◆ WORK INSTRUCTION
Which lines of the data below contain "Price"? Please show them all.

(Saved entries)
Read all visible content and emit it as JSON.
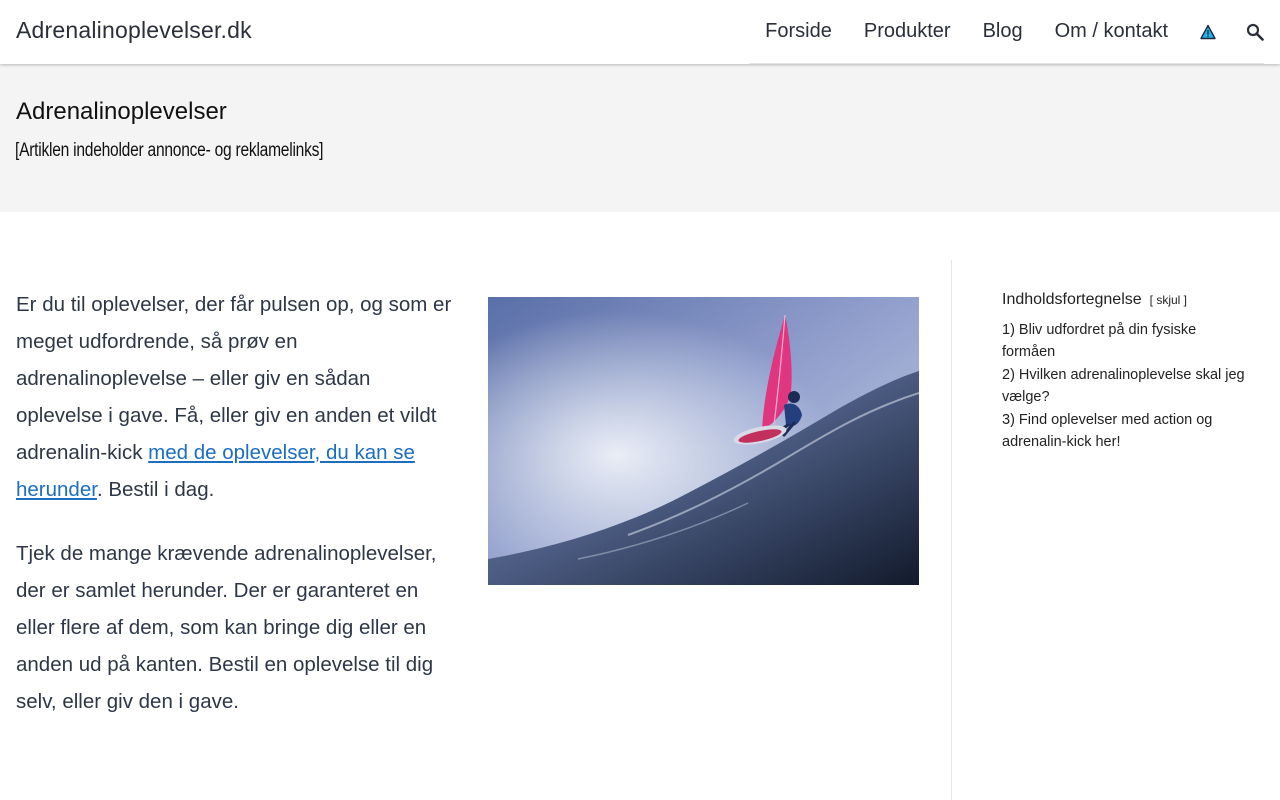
{
  "header": {
    "site_title": "Adrenalinoplevelser.dk",
    "nav": [
      "Forside",
      "Produkter",
      "Blog",
      "Om / kontakt"
    ],
    "icons": [
      "warning-triangle-icon",
      "search-icon"
    ]
  },
  "band": {
    "title": "Adrenalinoplevelser",
    "disclaimer": "[Artiklen indeholder annonce- og reklamelinks]"
  },
  "main": {
    "p1_text": "Er du til oplevelser, der får pulsen op, og som er meget udfordrende, så prøv en adrenalinoplevelse – eller giv en sådan oplevelse i gave. Få, eller giv en anden et vildt adrenalin-kick ",
    "p1_link": "med de oplevelser, du kan se herunder",
    "p1_end": ". Bestil i dag.",
    "p2": "Tjek de mange krævende adrenalinoplevelser, der er samlet herunder. Der er garanteret en eller flere af dem, som kan bringe dig eller en anden ud på kanten. Bestil en oplevelse til dig selv, eller giv den i gave."
  },
  "toc": {
    "heading": "Indholdsfortegnelse",
    "toggle": "[ skjul ]",
    "items": [
      "1) Bliv udfordret på din fysiske formåen",
      "2) Hvilken adrenalinoplevelse skal jeg vælge?",
      "3) Find oplevelser med action og adrenalin-kick her!"
    ]
  },
  "colors": {
    "link": "#1c6ec2",
    "band_bg": "#f4f4f4",
    "sail_accent": "#e0357f"
  }
}
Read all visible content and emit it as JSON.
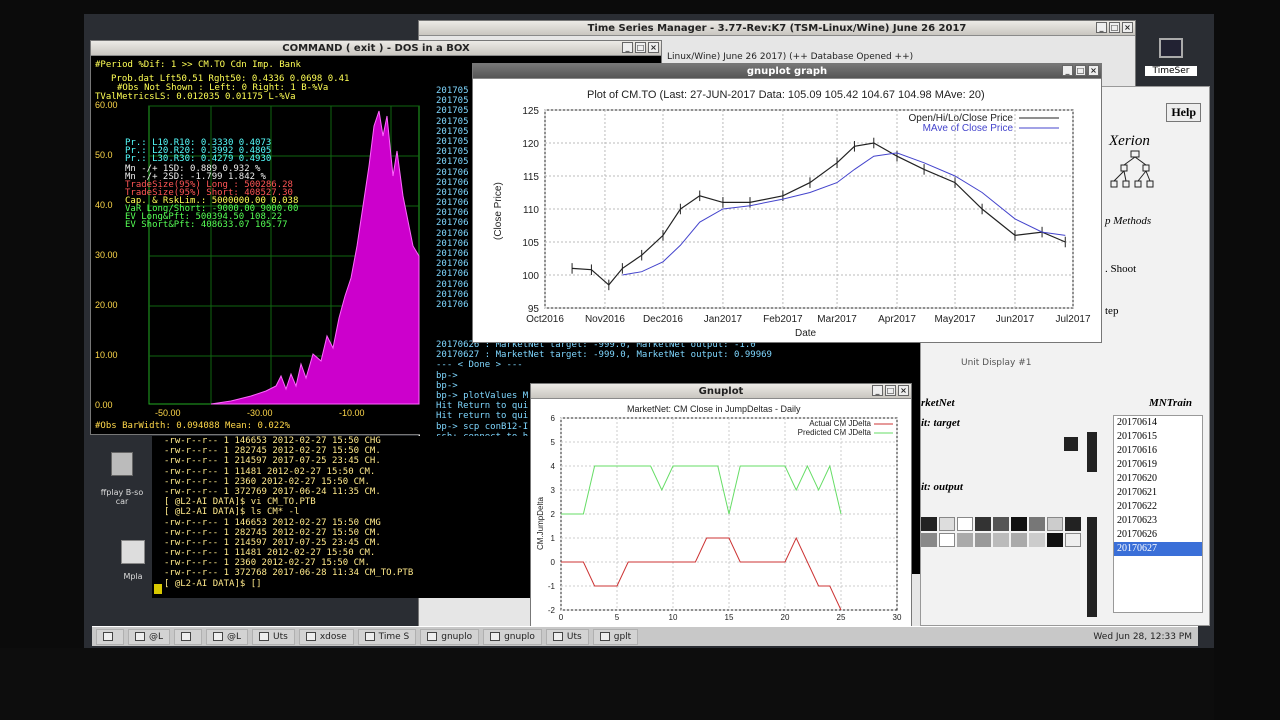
{
  "colors": {
    "magenta": "#cc00cc",
    "green_series": "#66dd66",
    "red_series": "#cc3333",
    "mave": "#4444cc"
  },
  "tsm": {
    "title": "Time Series Manager - 3.77-Rev:K7 (TSM-Linux/Wine) June 26 2017",
    "status": "Linux/Wine) June 26 2017)   (++ Database Opened ++)",
    "help_label": "Help",
    "xerion": "Xerion",
    "p_methods": "p Methods",
    "shoot": ". Shoot",
    "tep": "tep",
    "unit_display": "Unit Display #1",
    "marketnet": "rketNet",
    "mntrain": "MNTrain",
    "target": "it: target",
    "output": "it: output"
  },
  "desktop_icon_label": "TimeSer",
  "dos": {
    "title": "COMMAND ( exit ) - DOS in a BOX",
    "lines": [
      {
        "t": "#Period %Dif: 1 >>  CM.TO         Cdn Imp. Bank",
        "c": "yellow"
      },
      {
        "t": "    Prob.dat Lft50.51 Rght50: 0.4336 0.0698 0.41",
        "c": "yellow"
      },
      {
        "t": "      #Obs Not Shown : Left: 0 Right: 1   B-%Va",
        "c": "yellow"
      },
      {
        "t": "TValMetricsLS: 0.012035  0.01175    L-%Va",
        "c": "yellow"
      },
      {
        "t": "Pr.: L10.R10: 0.3330 0.4073",
        "c": "cyan"
      },
      {
        "t": "Pr.: L20.R20: 0.3992 0.4805",
        "c": "cyan"
      },
      {
        "t": "Pr.: L30.R30: 0.4279 0.4930",
        "c": "cyan"
      },
      {
        "t": "Mn -/+ 1SD:  0.889  0.932 %",
        "c": "white"
      },
      {
        "t": "Mn -/+ 2SD: -1.799  1.842 %",
        "c": "white"
      },
      {
        "t": "TradeSize(95%) Long : 500286.28",
        "c": "red"
      },
      {
        "t": "TradeSize(95%) Short: 408527.30",
        "c": "red"
      },
      {
        "t": "Cap. & RskLim.: 5000000.00  0.038",
        "c": "yellow"
      },
      {
        "t": "VaR Long/Short:  -9000.00  9000.00",
        "c": "green"
      },
      {
        "t": "EV Long&Pft: 500394.50  108.22",
        "c": "green"
      },
      {
        "t": "EV Short&Pft: 408633.07  105.77",
        "c": "green"
      }
    ],
    "y_ticks": [
      "60.00",
      "50.0",
      "40.0",
      "30.00",
      "20.00",
      "10.00",
      "0.00"
    ],
    "x_ticks": [
      "-50.00",
      "-30.00",
      "-10.00"
    ],
    "footer": "#Obs      BarWidth: 0.094088    Mean: 0.022%"
  },
  "ls_term": {
    "lines": [
      "-rw-r--r-- 1         146653 2012-02-27 15:50 CHG",
      "-rw-r--r-- 1         282745 2012-02-27 15:50 CM.",
      "-rw-r--r-- 1         214597 2017-07-25 23:45 CH.",
      "-rw-r--r-- 1          11481 2012-02-27 15:50 CM.",
      "-rw-r--r-- 1           2360 2012-02-27 15:50 CM.",
      "-rw-r--r-- 1         372769 2017-06-24 11:35 CM.",
      "[   @L2-AI DATA]$ vi CM_TO.PTB",
      "[   @L2-AI DATA]$ ls CM* -l",
      "-rw-r--r-- 1         146653 2012-02-27 15:50 CMG",
      "-rw-r--r-- 1         282745 2012-02-27 15:50 CM.",
      "-rw-r--r-- 1         214597 2017-07-25 23:45 CM.",
      "-rw-r--r-- 1          11481 2012-02-27 15:50 CM.",
      "-rw-r--r-- 1           2360 2012-02-27 15:50 CM.",
      "-rw-r--r-- 1         372768 2017-06-28 11:34 CM_TO.PTB",
      "[   @L2-AI DATA]$ []"
    ]
  },
  "dates_term": {
    "dates": [
      "201705",
      "201705",
      "201705",
      "201705",
      "201705",
      "201705",
      "201705",
      "201705",
      "201706",
      "201706",
      "201706",
      "201706",
      "201706",
      "201706",
      "201706",
      "201706",
      "201706",
      "201706",
      "201706",
      "201706",
      "201706",
      "201706"
    ],
    "lines": [
      "20170626 :  MarketNet target: -999.0,  MarketNet output: -1.0",
      "20170627 :  MarketNet target: -999.0,  MarketNet output: 0.99969",
      "--- < Done > ---",
      "bp->",
      "bp->",
      "bp-> plotValues M",
      "Hit Return to qui",
      "Hit return to qui",
      "bp-> scp conB12-I",
      "ssh: connect to h",
      "bp-> source plotV",
      "bp-> plotValues M",
      "Hit Return to qui",
      "Hit return to qui",
      "bp-> plotValues M",
      "Hit Return to qui",
      "bp-> plotValues M",
      "Hit Return to qui",
      "Hit return to qui",
      "bp-> plotValues M",
      "Hit Return to qui"
    ]
  },
  "ffplay_label": "ffplay B-so car",
  "mpla_label": "Mpla",
  "gnuplot_main": {
    "window_title": "gnuplot graph",
    "title": "Plot of CM.TO  (Last: 27-JUN-2017    Data: 105.09 105.42 104.67 104.98     MAve: 20)",
    "legend1": "Open/Hi/Lo/Close Price",
    "legend2": "MAve of Close Price",
    "ylabel": "(Close Price)",
    "xlabel": "Date",
    "y_ticks": [
      "125",
      "120",
      "115",
      "110",
      "105",
      "100",
      "95"
    ],
    "x_ticks": [
      "Oct2016",
      "Nov2016",
      "Dec2016",
      "Jan2017",
      "Feb2017",
      "Mar2017",
      "Apr2017",
      "May2017",
      "Jun2017",
      "Jul2017"
    ]
  },
  "gnuplot_small": {
    "window_title": "Gnuplot",
    "title": "MarketNet: CM Close in JumpDeltas - Daily",
    "legend1": "Actual CM JDelta",
    "legend2": "Predicted CM JDelta",
    "ylabel": "CM.JumpDelta",
    "y_ticks": [
      "6",
      "5",
      "4",
      "3",
      "2",
      "1",
      "0",
      "-1",
      "-2"
    ],
    "x_ticks": [
      "0",
      "5",
      "10",
      "15",
      "20",
      "25",
      "30"
    ]
  },
  "chart_data": [
    {
      "type": "line",
      "title": "Plot of CM.TO  (Last: 27-JUN-2017    Data: 105.09 105.42 104.67 104.98     MAve: 20)",
      "xlabel": "Date",
      "ylabel": "(Close Price)",
      "ylim": [
        95,
        125
      ],
      "x": [
        "2016-10-15",
        "2016-10-25",
        "2016-11-03",
        "2016-11-10",
        "2016-11-20",
        "2016-12-01",
        "2016-12-10",
        "2016-12-20",
        "2017-01-01",
        "2017-01-15",
        "2017-02-01",
        "2017-02-15",
        "2017-03-01",
        "2017-03-10",
        "2017-03-20",
        "2017-04-01",
        "2017-04-15",
        "2017-05-01",
        "2017-05-15",
        "2017-06-01",
        "2017-06-15",
        "2017-06-27"
      ],
      "series": [
        {
          "name": "Open/Hi/Lo/Close Price",
          "values": [
            101,
            100.8,
            98.5,
            101,
            103,
            106,
            110,
            112,
            111,
            111,
            112,
            114,
            117,
            119.5,
            120,
            118,
            116,
            114,
            110,
            106,
            106.5,
            105
          ]
        },
        {
          "name": "MAve of Close Price",
          "values": [
            null,
            null,
            null,
            100,
            100.5,
            102,
            104.5,
            108,
            110,
            110.5,
            111.5,
            112.5,
            114,
            116,
            118,
            118.5,
            117,
            115,
            112.5,
            108.5,
            106.5,
            106
          ]
        }
      ]
    },
    {
      "type": "line",
      "title": "MarketNet: CM Close in JumpDeltas - Daily",
      "ylabel": "CM.JumpDelta",
      "xlim": [
        0,
        30
      ],
      "ylim": [
        -2,
        6
      ],
      "x": [
        0,
        2,
        3,
        4,
        5,
        6,
        7,
        8,
        9,
        10,
        11,
        12,
        13,
        14,
        15,
        16,
        17,
        18,
        19,
        20,
        21,
        22,
        23,
        24,
        25
      ],
      "series": [
        {
          "name": "Actual CM JDelta",
          "values": [
            0,
            0,
            -1,
            -1,
            -1,
            0,
            0,
            0,
            0,
            0,
            0,
            0,
            1,
            1,
            1,
            0,
            0,
            0,
            0,
            0,
            1,
            0,
            -1,
            -1,
            -2
          ]
        },
        {
          "name": "Predicted CM JDelta",
          "values": [
            2,
            2,
            4,
            4,
            4,
            4,
            4,
            4,
            3,
            4,
            4,
            4,
            4,
            4,
            2,
            4,
            4,
            4,
            4,
            4,
            3,
            4,
            3,
            4,
            2
          ]
        }
      ]
    }
  ],
  "right_list": [
    "20170614",
    "20170615",
    "20170616",
    "20170619",
    "20170620",
    "20170621",
    "20170622",
    "20170623",
    "20170626",
    "20170627"
  ],
  "taskbar": {
    "items": [
      "",
      "@L",
      "",
      "@L",
      "Uts",
      "xdose",
      "Time S",
      "gnuplo",
      "gnuplo",
      "Uts",
      "gplt"
    ],
    "clock": "Wed Jun 28, 12:33 PM"
  }
}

◆ ANSWER FOR THIS EXERCISE
    "legend1": "Open/Hi/Lo/Close Price",
    "legend2": "MAve of Close Price",
    "ylabel": "(Close Price)",
      "ylabel": "(Close Price)",
          "name": "Open/Hi/Lo/Close Price",
          "name": "MAve of Close Price",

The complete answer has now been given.